Speaking on the Patient Experience at Oxford

I made reference to a talk I had given as an after dinner guest speaker at The University of Oxford, where I was talking to a group of nursing and social science experts who had done a great deal of research into the Fundamentals of Care around the patient experience. I said that the talk in which I talked about my patient experience made me realise what a huge opportunity there was for me to make a contribution in this area.

I said it would be a real honour to come away from this talk knowing that I could also help their colleagues, friends or loved ones. (View my Oxford remarks on The Patient Experience.)

Then I went on to talk about:

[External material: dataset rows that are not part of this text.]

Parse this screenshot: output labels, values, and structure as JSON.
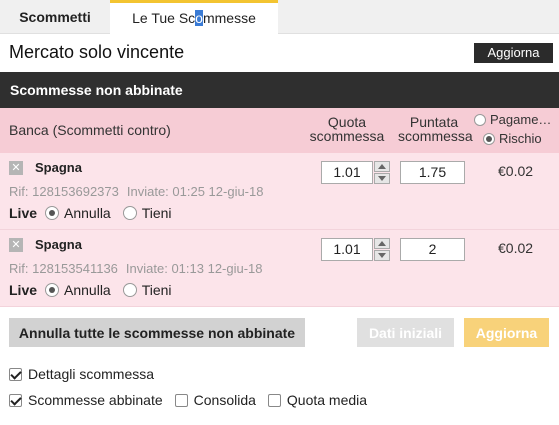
{
  "tabs": {
    "bets": "Scommetti",
    "my_bets_pre": "Le Tue Sc",
    "my_bets_hl": "o",
    "my_bets_post": "mmesse"
  },
  "market": {
    "title": "Mercato solo vincente",
    "refresh_label": "Aggiorna"
  },
  "section": {
    "title": "Scommesse non abbinate"
  },
  "columns": {
    "lay": "Banca (Scommetti contro)",
    "odds_l1": "Quota",
    "odds_l2": "scommessa",
    "stake_l1": "Puntata",
    "stake_l2": "scommessa",
    "payout": "Pagame…",
    "liability": "Rischio",
    "selected_view": "Rischio"
  },
  "bets": [
    {
      "runner": "Spagna",
      "ref": "Rif: 128153692373",
      "placed": "Inviate: 01:25 12-giu-18",
      "live_label": "Live",
      "opt_cancel": "Annulla",
      "opt_keep": "Tieni",
      "selected": "Annulla",
      "odds": "1.01",
      "stake": "1.75",
      "liability": "€0.02"
    },
    {
      "runner": "Spagna",
      "ref": "Rif: 128153541136",
      "placed": "Inviate: 01:13 12-giu-18",
      "live_label": "Live",
      "opt_cancel": "Annulla",
      "opt_keep": "Tieni",
      "selected": "Annulla",
      "odds": "1.01",
      "stake": "2",
      "liability": "€0.02"
    }
  ],
  "actions": {
    "cancel_all": "Annulla tutte le scommesse non abbinate",
    "initial": "Dati iniziali",
    "update": "Aggiorna"
  },
  "options": {
    "bet_details": "Dettagli scommessa",
    "bet_details_checked": true,
    "matched_bets": "Scommesse abbinate",
    "matched_bets_checked": true,
    "consolidate": "Consolida",
    "consolidate_checked": false,
    "average_odds": "Quota media",
    "average_odds_checked": false
  },
  "colors": {
    "header_dark": "#2f2f2f",
    "lay_header": "#f6ccd5",
    "lay_row": "#fce4ea",
    "tab_accent": "#f3c431",
    "update_button": "#f8d27a"
  }
}
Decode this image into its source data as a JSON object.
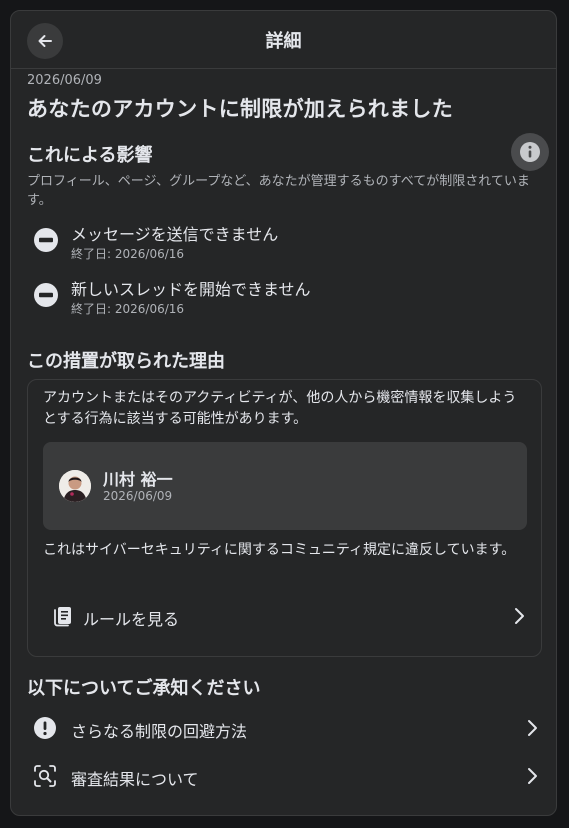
{
  "header": {
    "title": "詳細"
  },
  "notice": {
    "date": "2026/06/09",
    "title": "あなたのアカウントに制限が加えられました"
  },
  "impact": {
    "title": "これによる影響",
    "description": "プロフィール、ページ、グループなど、あなたが管理するものすべてが制限されています。",
    "items": [
      {
        "icon": "blocked-icon",
        "title": "メッセージを送信できません",
        "end": "終了日: 2026/06/16"
      },
      {
        "icon": "blocked-icon",
        "title": "新しいスレッドを開始できません",
        "end": "終了日: 2026/06/16"
      }
    ]
  },
  "reason": {
    "title": "この措置が取られた理由",
    "text": "アカウントまたはそのアクティビティが、他の人から機密情報を収集しようとする行為に該当する可能性があります。",
    "user": {
      "name": "川村 裕一",
      "date": "2026/06/09"
    },
    "violation": "これはサイバーセキュリティに関するコミュニティ規定に違反しています。",
    "rules_label": "ルールを見る"
  },
  "know": {
    "title": "以下についてご承知ください",
    "items": [
      {
        "icon": "exclamation-icon",
        "label": "さらなる制限の回避方法"
      },
      {
        "icon": "review-search-icon",
        "label": "審査結果について"
      }
    ]
  },
  "colors": {
    "background": "#252627",
    "card": "#3a3b3c",
    "text_primary": "#e4e6eb",
    "text_secondary": "#b0b3b8"
  }
}
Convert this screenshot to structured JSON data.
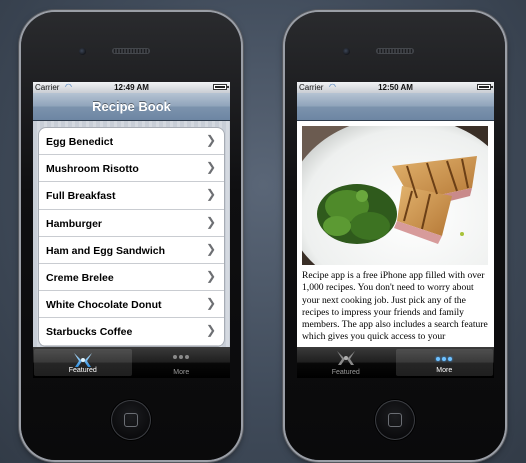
{
  "left_screen": {
    "status": {
      "carrier": "Carrier",
      "time": "12:49 AM",
      "battery_level": 0.9
    },
    "title": "Recipe Book",
    "recipes": [
      "Egg Benedict",
      "Mushroom Risotto",
      "Full Breakfast",
      "Hamburger",
      "Ham and Egg Sandwich",
      "Creme Brelee",
      "White Chocolate Donut",
      "Starbucks Coffee"
    ],
    "tabs": [
      {
        "label": "Featured",
        "icon": "featured-icon",
        "selected": true
      },
      {
        "label": "More",
        "icon": "more-dots-icon",
        "selected": false
      }
    ]
  },
  "right_screen": {
    "status": {
      "carrier": "Carrier",
      "time": "12:50 AM",
      "battery_level": 0.9
    },
    "title": "",
    "description": "Recipe app is a free iPhone app filled with over 1,000 recipes. You don't need to worry about your next cooking job. Just pick any of the recipes to impress your friends and family members. The app also includes a search feature which gives you quick access to your",
    "tabs": [
      {
        "label": "Featured",
        "icon": "featured-icon",
        "selected": false
      },
      {
        "label": "More",
        "icon": "more-dots-icon",
        "selected": true
      }
    ]
  },
  "colors": {
    "nav_bar": "#7c93ad",
    "tab_selected_blue": "#6fc2ff",
    "list_background": "#c8ced7"
  }
}
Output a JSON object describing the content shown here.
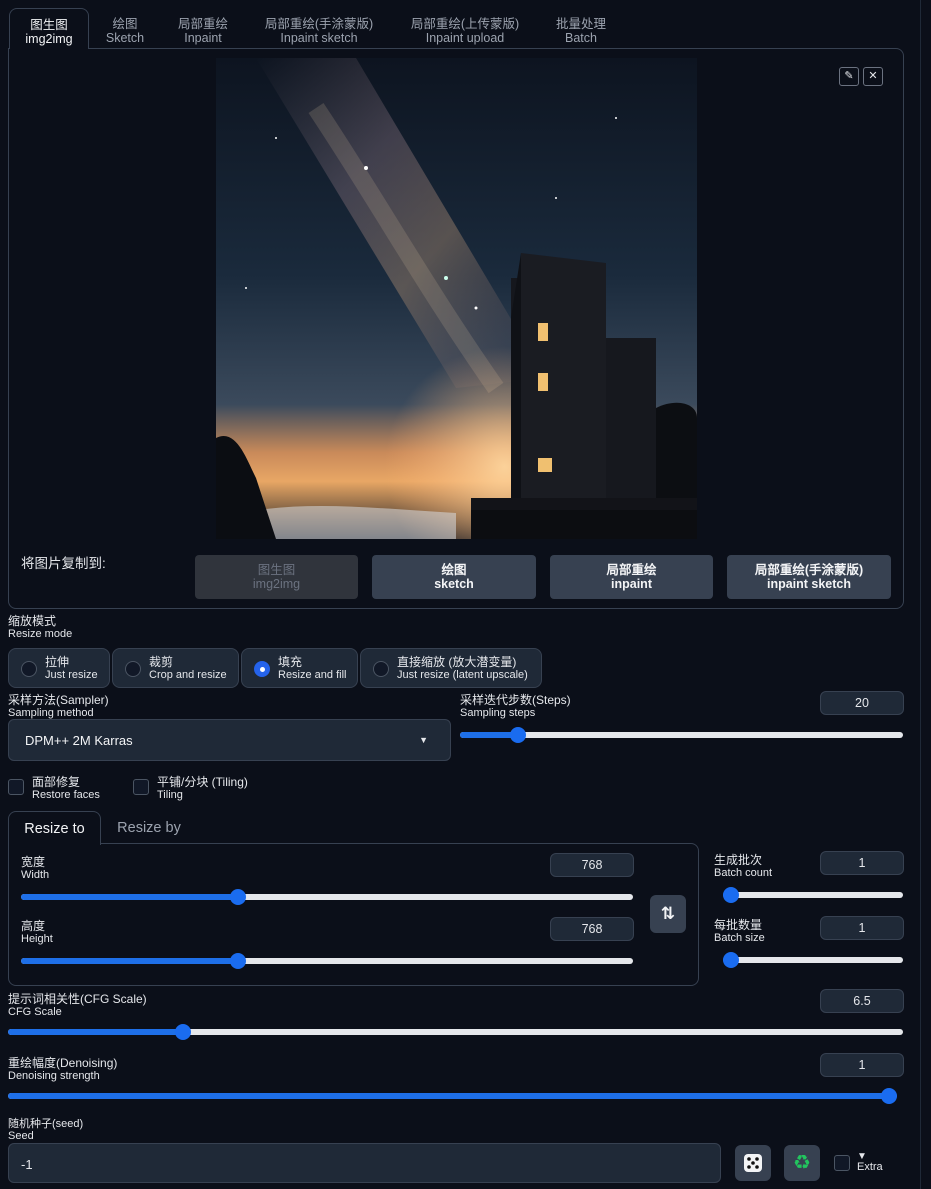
{
  "tabs": [
    {
      "cn": "图生图",
      "en": "img2img"
    },
    {
      "cn": "绘图",
      "en": "Sketch"
    },
    {
      "cn": "局部重绘",
      "en": "Inpaint"
    },
    {
      "cn": "局部重绘(手涂蒙版)",
      "en": "Inpaint sketch"
    },
    {
      "cn": "局部重绘(上传蒙版)",
      "en": "Inpaint upload"
    },
    {
      "cn": "批量处理",
      "en": "Batch"
    }
  ],
  "image_tools": {
    "edit_icon": "pencil-icon",
    "close_icon": "close-icon"
  },
  "copy_to": {
    "label": "将图片复制到:",
    "buttons": [
      {
        "cn": "图生图",
        "en": "img2img",
        "disabled": true
      },
      {
        "cn": "绘图",
        "en": "sketch"
      },
      {
        "cn": "局部重绘",
        "en": "inpaint"
      },
      {
        "cn": "局部重绘(手涂蒙版)",
        "en": "inpaint sketch"
      }
    ]
  },
  "resize_mode": {
    "label_cn": "缩放模式",
    "label_en": "Resize mode",
    "options": [
      {
        "cn": "拉伸",
        "en": "Just resize"
      },
      {
        "cn": "裁剪",
        "en": "Crop and resize"
      },
      {
        "cn": "填充",
        "en": "Resize and fill"
      },
      {
        "cn": "直接缩放 (放大潜变量)",
        "en": "Just resize (latent upscale)"
      }
    ],
    "selected_index": 2
  },
  "sampler": {
    "label_cn": "采样方法(Sampler)",
    "label_en": "Sampling method",
    "value": "DPM++ 2M Karras"
  },
  "steps": {
    "label_cn": "采样迭代步数(Steps)",
    "label_en": "Sampling steps",
    "value": "20",
    "fraction": 0.13
  },
  "restore_faces": {
    "cn": "面部修复",
    "en": "Restore faces",
    "checked": false
  },
  "tiling": {
    "cn": "平铺/分块 (Tiling)",
    "en": "Tiling",
    "checked": false
  },
  "size_tabs": [
    "Resize to",
    "Resize by"
  ],
  "width": {
    "label_cn": "宽度",
    "label_en": "Width",
    "value": "768",
    "fraction": 0.355
  },
  "height": {
    "label_cn": "高度",
    "label_en": "Height",
    "value": "768",
    "fraction": 0.355
  },
  "swap_icon": "swap-arrows-icon",
  "batch_count": {
    "label_cn": "生成批次",
    "label_en": "Batch count",
    "value": "1",
    "fraction": 0.0
  },
  "batch_size": {
    "label_cn": "每批数量",
    "label_en": "Batch size",
    "value": "1",
    "fraction": 0.0
  },
  "cfg_scale": {
    "label_cn": "提示词相关性(CFG Scale)",
    "label_en": "CFG Scale",
    "value": "6.5",
    "fraction": 0.195
  },
  "denoising": {
    "label_cn": "重绘幅度(Denoising)",
    "label_en": "Denoising strength",
    "value": "1",
    "fraction": 1.0
  },
  "seed": {
    "label_cn": "随机种子(seed)",
    "label_en": "Seed",
    "value": "-1",
    "dice_icon": "dice-icon",
    "recycle_icon": "recycle-icon"
  },
  "extra": {
    "arrow": "▼",
    "label": "Extra",
    "checked": false
  }
}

  1. A hemorrhagic stroke or a bleeds

    Hemorrhagic (Bleeds)

    What a Stroke is and two of the different types of stroke, a ‘clot” and a “bleed”. The former is when blood flow to the brain is prevented when there is a blockage in an artery and the latter is when blood flow to the brain is prevented due to a weak blood vessel bursting. Both types of stroke cause oxygen starvation to the brain which causes brain cells to die. The symptoms of this can be loss of speech, sight and movement in different parts of the body. The severity of the stroke will determine to what extent movement etc can be restored. The Stroke Association has a great overview of the different types of stroke. 

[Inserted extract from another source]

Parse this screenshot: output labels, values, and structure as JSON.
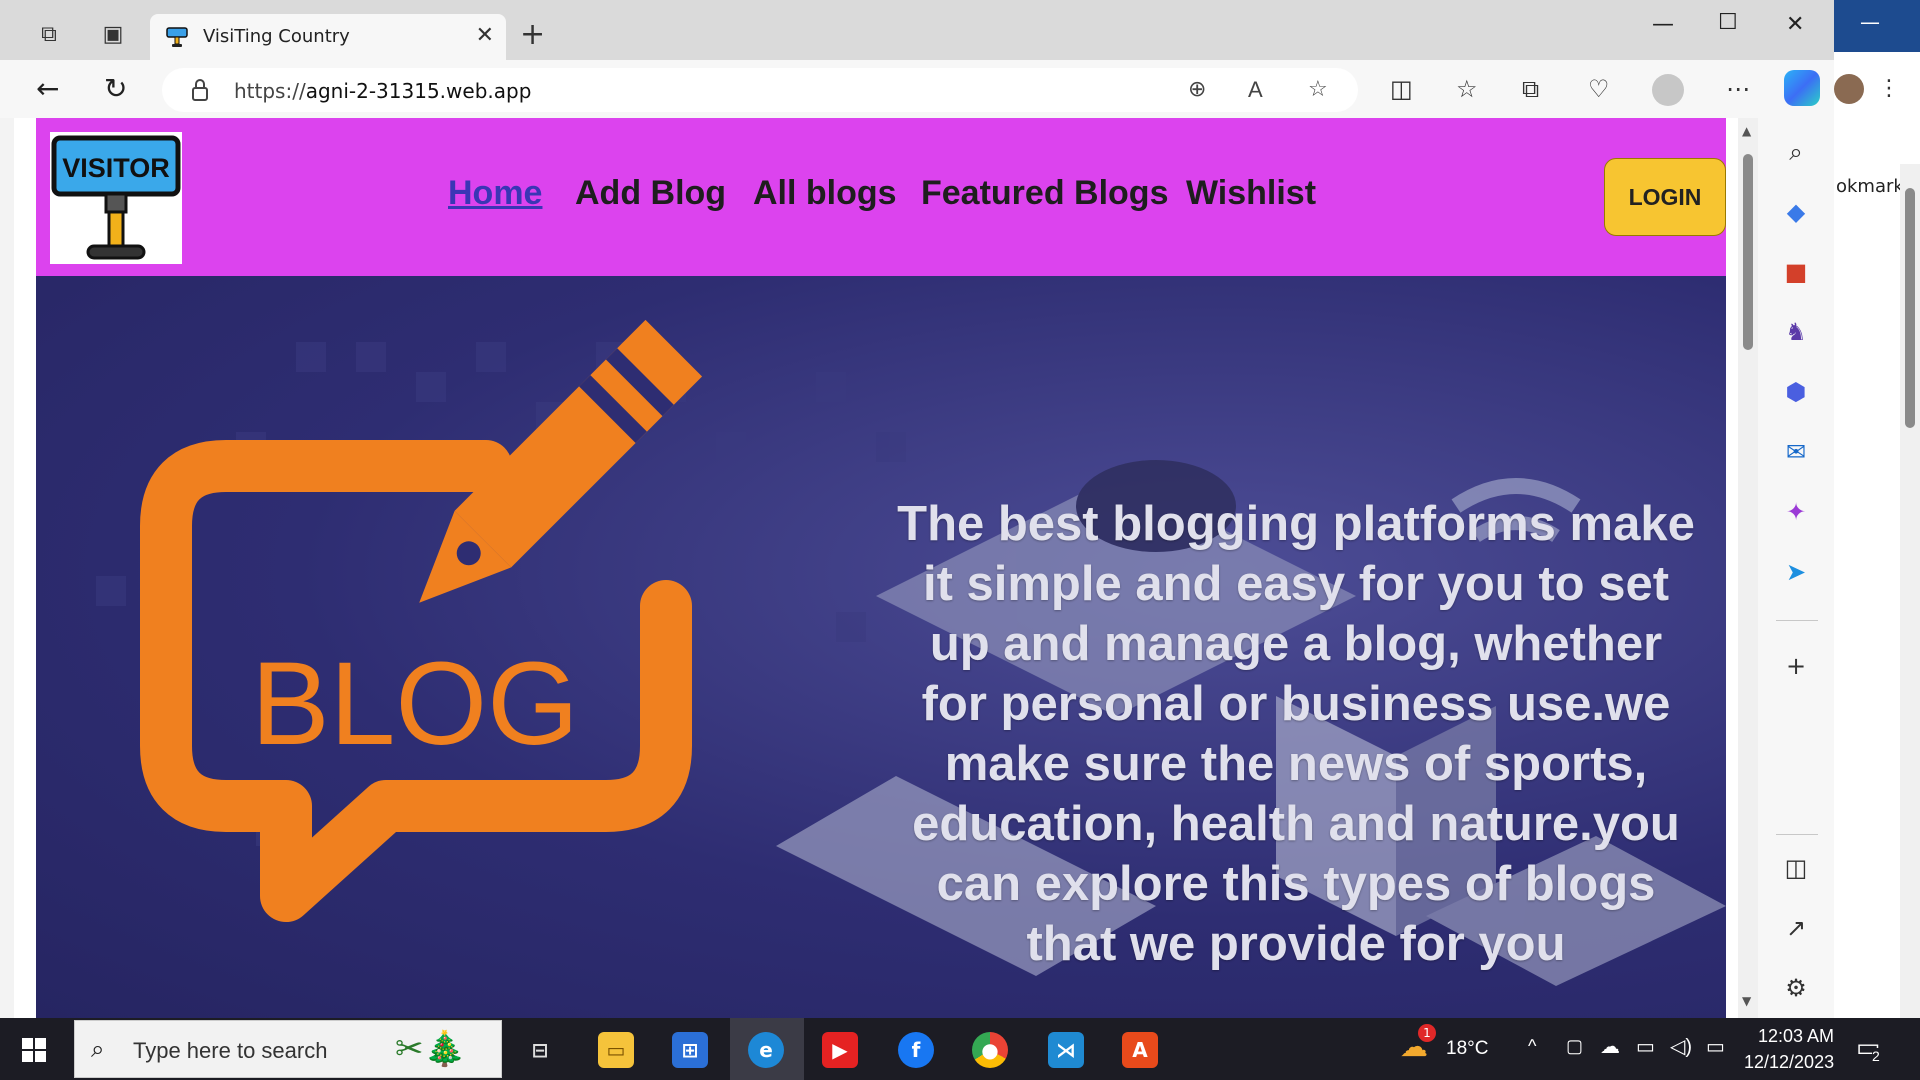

  2. Some background information about myself: Firstly that I was a young fit man at the time, only 56 years old! No predisposition to stroke, blood pressure normal, Cholesterol fine, eating a healthy diet,non smoker,  moderate drinker and almost down to my ideal body weight! So this was a complete bolt out of the blue!
  3. My story which encapsulated my “7 Steps to Recovery”.Many of the points that I related to  in this story were also made in the  article I wrote for The Professional Speakers Association Magazine “Speak Easy”. I also talked about how I had got a lot of courage from the Internationally Acclaimed speaker W Mitchell.I stressed particularly the point he made about his state of mind and the choice he made after he had his two terrible accidents. He said words to the effect that “If he could do 10,000 things before his accidents, he had a choice about focusing on the 9000 things he could still do or the 1000 things he could no longer do.” Of course he chose the former which further reinforced what I should do.
  4. A Summary of the “7 steps to Recovery”.

Belief is the Key to Recovery

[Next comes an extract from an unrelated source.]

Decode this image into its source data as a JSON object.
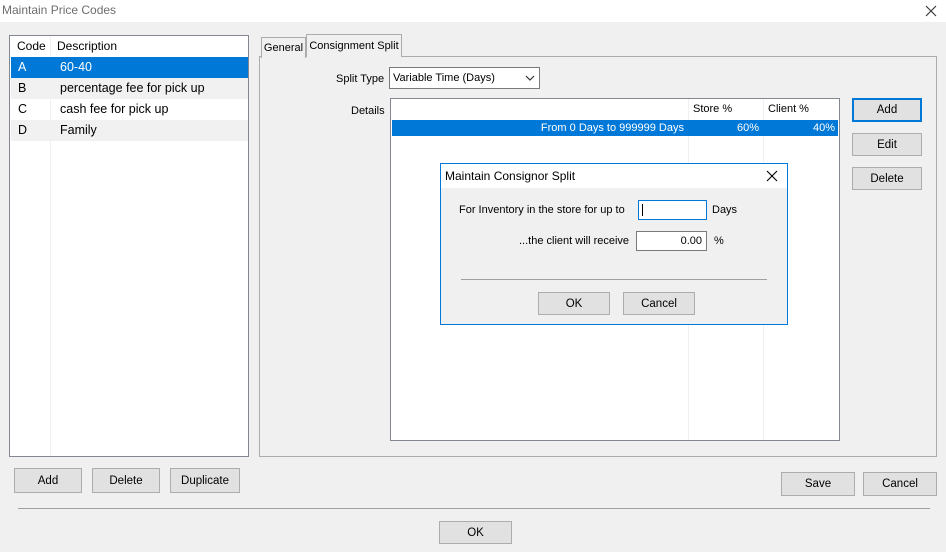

One of the most important steps to my recovery was “belief” i.e. holding on to the possibility that I could become a better man. I shall always remember Robert Dilts saying that “true belief is holding on to a belief where there is very little evidence at the time“. In the closing part of my speech I said that it was my vision, “running one of the strongest films of my life” in the forefront of my mind which enabled me to deal with the paralysis of half my body. This in turn prevented me from getting frustrated about the recovery not happening “right now” and continuing to be very diligent about doing my exercises.

I emphasised this was a great strategy for dealing with setback, keeping the vision in the forefront of one’s mind eye of one’s recovery, yet taking the small steps each moment of each day to get there.

I then had a few minutes left over for Question and Answer.